After the obstacle course, the children put on their casts, and we did ‘circle time’ with songs that required hand movements (such as ‘My Fingers Are Starting To Wiggle’ and ‘Head, Shoulders, Knees and Toes’). Then we did various OT/PT activities, often pulling out 2 or 3 kids at a time to work with the OT & PT together on their goals.
Throughout the day we had art projects and other activities (including making s’mores on Camping Day, baking cookies on Pajama Party Day, planting flowers on Garden Day, and so much more!). Of course, these activities always provided ample opportunity for the kids to use their affected hand and to use both hands together.
After lunch, we took the kids on adaptive trike rides along the Bay Trail, which they LOVED. They rode to improve function of lower extremities and overall balance & coordination. Mostly they just thought it was so much fun and loved watching the airplanes take off & land at SFO, say hi to passers-by, and feel the wind in their hair and the sun on their faces!
For the final hour of each day we had classes in music, yoga, or dance/creative movement with passionate, skilled teachers who brought SO much to our program. We had some special visits from Sara the therapy dog, whom the children got to brush and pet with their affected arms/hands, and just shower her with love!
We also spent a large part of each day working on sensory strategies (crash pad, ‘rolling out’ the children, jumping, walks around the block, whatever worked for each child). And as important at the physical goals and outcomes were, we put a great emphasis on friendships and social skills. It was such a joy for these children to be around other kids just like them, so that they did not have to explain or apologize for the way they did things. When they faced challenges, they were really in it together. By the end of the Camp, the kids had truly bonded and were very sad to leave each other.
We ran a Parent Program each afternoon, which consisted of a discussion of what we were working on at Camp with lots of photographic examples of the activities we were working on. This gave the parents a chance to share the successes and changes they were seeing in their kids each day, and to ask questions and learn more about advocacy, services, and more. We also had guest speakers come in and talk to the parents about: Feldenkrais, Interactive Metronome Therapy, Kinesiotape, as well as a presentation on “How to Talk to Kids About Disabilities.” The parents also had a private 2-hour IEP training with Sonia Valenzuela from Support for Families.

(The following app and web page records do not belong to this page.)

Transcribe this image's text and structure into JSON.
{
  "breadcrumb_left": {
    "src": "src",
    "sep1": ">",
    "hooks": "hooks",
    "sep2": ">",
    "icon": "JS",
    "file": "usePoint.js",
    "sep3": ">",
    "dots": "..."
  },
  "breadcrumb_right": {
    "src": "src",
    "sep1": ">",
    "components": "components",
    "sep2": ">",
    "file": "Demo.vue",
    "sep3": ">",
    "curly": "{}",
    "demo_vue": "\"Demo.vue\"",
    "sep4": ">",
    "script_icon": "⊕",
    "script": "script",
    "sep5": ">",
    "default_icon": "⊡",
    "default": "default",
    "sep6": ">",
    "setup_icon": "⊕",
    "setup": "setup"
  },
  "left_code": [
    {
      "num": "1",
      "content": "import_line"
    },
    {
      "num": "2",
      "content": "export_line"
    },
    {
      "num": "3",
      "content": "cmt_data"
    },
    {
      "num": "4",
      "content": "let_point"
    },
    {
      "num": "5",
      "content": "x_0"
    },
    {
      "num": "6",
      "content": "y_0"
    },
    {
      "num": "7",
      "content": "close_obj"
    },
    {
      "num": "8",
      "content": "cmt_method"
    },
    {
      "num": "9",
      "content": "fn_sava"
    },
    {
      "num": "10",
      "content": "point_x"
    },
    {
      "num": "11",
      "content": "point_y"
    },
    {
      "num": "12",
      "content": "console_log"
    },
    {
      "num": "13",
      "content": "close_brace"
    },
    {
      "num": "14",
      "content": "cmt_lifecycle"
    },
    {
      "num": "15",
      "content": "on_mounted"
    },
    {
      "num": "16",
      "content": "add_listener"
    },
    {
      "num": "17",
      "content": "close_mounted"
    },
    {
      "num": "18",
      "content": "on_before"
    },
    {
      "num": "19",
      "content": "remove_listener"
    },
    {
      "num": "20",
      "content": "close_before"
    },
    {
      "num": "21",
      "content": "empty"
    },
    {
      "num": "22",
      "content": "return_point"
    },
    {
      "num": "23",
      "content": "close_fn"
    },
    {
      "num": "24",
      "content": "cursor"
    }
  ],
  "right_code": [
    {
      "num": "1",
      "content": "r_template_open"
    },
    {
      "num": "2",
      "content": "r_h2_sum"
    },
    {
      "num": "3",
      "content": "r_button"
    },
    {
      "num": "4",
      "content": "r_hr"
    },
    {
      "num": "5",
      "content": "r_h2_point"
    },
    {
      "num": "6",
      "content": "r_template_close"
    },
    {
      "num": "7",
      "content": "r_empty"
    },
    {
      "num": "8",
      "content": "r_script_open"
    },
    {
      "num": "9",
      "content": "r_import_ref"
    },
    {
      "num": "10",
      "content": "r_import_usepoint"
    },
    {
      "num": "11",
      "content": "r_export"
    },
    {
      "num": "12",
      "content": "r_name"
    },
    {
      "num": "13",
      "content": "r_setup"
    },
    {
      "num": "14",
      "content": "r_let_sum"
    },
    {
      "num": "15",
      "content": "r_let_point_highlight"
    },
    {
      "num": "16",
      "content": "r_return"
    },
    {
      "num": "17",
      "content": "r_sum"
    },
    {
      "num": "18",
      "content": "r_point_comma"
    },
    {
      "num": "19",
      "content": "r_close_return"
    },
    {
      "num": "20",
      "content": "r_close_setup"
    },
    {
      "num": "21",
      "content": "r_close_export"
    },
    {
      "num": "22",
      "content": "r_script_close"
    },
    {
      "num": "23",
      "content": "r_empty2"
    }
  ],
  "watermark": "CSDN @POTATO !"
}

We were lucky to have many incredible volunteers, some of whom are already licensed OTs or PTs, to help out through the day. We always had one-to-one support for each of the six children. One adult would help children through each activity at whatever level they needed the help. The volunteers were all quite moved by what they saw in the kids, in terms of the amount of effort and determination they put into every task or struggle they faced, and they really celebrated the successes of each child.
Summer camp is a valuable experience for all children who benefit from a positive, structured environment. The objective of this therapeutic camp was to provide fun-filled activities while enhancing each child’s identity as well as their social, communication, fine motor, and gross motor skills. We succeeded in all of our goals for the camp: a wonderful sense of community and belonging was established among the kids, and I would say it was a life-changing experience for us all.
If you donated: YOU ROCK!
Thank you for supporting Camp Bennett! The Camp was a huge success.
We raised enough money this year to fund: 2 partial scholarships, 2 cast scholarships, 3 enrichment classes (yoga, dance, music), all of our supplies and we have seed money for next year’s Camp. We really appreciate your support and your belief in our efforts